The original ballet, choreographed in Russia in 1890 by Marius Petipa, was based on the story by Perrault with glorious music written to order by Tchaikovsky, and has been seen in many different versions. Among them is a 1914 production familiar to Balanchine, one in 1916 featuring Pavlova, a version in 1921 by Diaghilev (who, although very much the avant -gardist was adamant about the importance of this ballet) and a staging for the Sadler-Wells in England which became the international standard when that company became the Royal Ballet. In New York today there are versions in American Ballet Theatre and the New York City Ballet, both “after Petipa.”
David Vaughan pointed out that, aside from depicting the forces of good vs. evil, Sleeping Beauty also paints a picture of chivalry and concerns the relationship between male and female. The story is about the princess (Aurora), who is cursed at her baptism to die of a pricked finger at age 16 by the wicked fairy Carabosse, who was unintentionally left off the guest list. She is saved by the Lilac Fairy, whose gift is that she and the court will sleep for 100 years and come to life through the kiss of a prince who falls in love with her.
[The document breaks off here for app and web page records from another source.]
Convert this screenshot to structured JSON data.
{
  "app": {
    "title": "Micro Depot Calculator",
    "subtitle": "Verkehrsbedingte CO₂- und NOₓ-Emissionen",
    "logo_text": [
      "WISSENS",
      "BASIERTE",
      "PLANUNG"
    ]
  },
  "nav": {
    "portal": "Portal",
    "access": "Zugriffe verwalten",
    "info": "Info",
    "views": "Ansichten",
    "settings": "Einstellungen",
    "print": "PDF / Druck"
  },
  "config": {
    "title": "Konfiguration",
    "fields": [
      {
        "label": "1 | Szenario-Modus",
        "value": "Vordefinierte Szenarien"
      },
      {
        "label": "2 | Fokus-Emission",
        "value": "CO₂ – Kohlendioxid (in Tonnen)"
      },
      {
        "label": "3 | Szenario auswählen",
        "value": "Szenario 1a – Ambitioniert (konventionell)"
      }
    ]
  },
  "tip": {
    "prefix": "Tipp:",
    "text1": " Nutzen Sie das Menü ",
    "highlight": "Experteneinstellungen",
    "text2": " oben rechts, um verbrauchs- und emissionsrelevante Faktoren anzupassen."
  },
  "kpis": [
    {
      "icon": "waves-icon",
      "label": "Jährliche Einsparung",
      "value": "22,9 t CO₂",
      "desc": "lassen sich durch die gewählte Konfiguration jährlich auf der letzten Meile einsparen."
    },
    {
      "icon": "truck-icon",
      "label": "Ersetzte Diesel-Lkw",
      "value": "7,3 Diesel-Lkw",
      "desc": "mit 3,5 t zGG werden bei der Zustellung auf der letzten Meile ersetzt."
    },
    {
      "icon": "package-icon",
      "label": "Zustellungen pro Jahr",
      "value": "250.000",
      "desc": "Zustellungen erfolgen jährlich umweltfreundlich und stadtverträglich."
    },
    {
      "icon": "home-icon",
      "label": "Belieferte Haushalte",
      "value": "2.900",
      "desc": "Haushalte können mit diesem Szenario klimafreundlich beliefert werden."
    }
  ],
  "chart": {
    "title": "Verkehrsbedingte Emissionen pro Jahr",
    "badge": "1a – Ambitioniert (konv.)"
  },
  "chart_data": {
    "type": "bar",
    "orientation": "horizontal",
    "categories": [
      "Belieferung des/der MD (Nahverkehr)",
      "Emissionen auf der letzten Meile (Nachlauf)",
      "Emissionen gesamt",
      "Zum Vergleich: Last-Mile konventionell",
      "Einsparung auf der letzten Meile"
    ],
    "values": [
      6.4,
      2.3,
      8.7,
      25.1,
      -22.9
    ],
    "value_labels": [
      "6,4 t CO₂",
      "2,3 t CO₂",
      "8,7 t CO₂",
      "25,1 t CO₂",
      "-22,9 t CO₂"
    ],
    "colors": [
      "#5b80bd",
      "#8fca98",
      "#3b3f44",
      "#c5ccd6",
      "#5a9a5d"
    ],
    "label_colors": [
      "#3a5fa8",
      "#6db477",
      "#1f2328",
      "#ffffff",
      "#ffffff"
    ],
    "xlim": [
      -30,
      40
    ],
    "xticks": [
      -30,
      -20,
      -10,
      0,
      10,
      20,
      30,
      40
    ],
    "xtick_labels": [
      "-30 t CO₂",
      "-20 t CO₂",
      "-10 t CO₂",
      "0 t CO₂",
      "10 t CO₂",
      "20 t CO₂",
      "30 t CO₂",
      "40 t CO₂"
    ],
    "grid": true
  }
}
The ballet is propelled by its pas d'action or dance that furthers the action: the Dance of the Fairies in the Prologue, the Rose Adagio (in which Aurora is courted by four men at her coming of age party) in Act I, the Vision Scene in which the Lilac Fairy tells the Prince about Aurora and leads him to her in Act II, and the wedding pas de deux in Act III.
The panel emphasized that this work is an example of western classical art and that, as a ballet, it exhibits the perfection of form, which, when viewed in some of the films, caused those present to gasp. Aurora’s signature movement is a first arabesque. Here the dancer is in profile to the audience, balanced on one leg, with the other leg (that nearest the audience) stretched straight behind at a 90-degree angle. The arm of the standing leg is stretched forward, the other arm backward and parallel to the leg, with hands long and palms facing the floor. There is an unbroken line from the fingers of the front hand to the toes of the extended leg.
It does not seem relevant to spend time on the possibility of a moral in Sleeping Beauty. What is important is that it is a ballet about the perfection of form.
In considering these two events one can speculate that Charmatz might have included Sleeping Beauty in his first weekend and called it “Dance of the late 19th and 20th century, “ because, historically and aesthetically, this ballet should not and, hopefully, will not disappear. It can remain in the dance arena, or museum, as he likes to call it, alongside current and experimental works.
T.S. Eliot, in his essay Tradition and the Individual Talent, stressed the importance of a historical sense to any artist, emphasizing that there must be an awareness of the past at the same time one is changing the present. How fortunate to be able to experience these two events!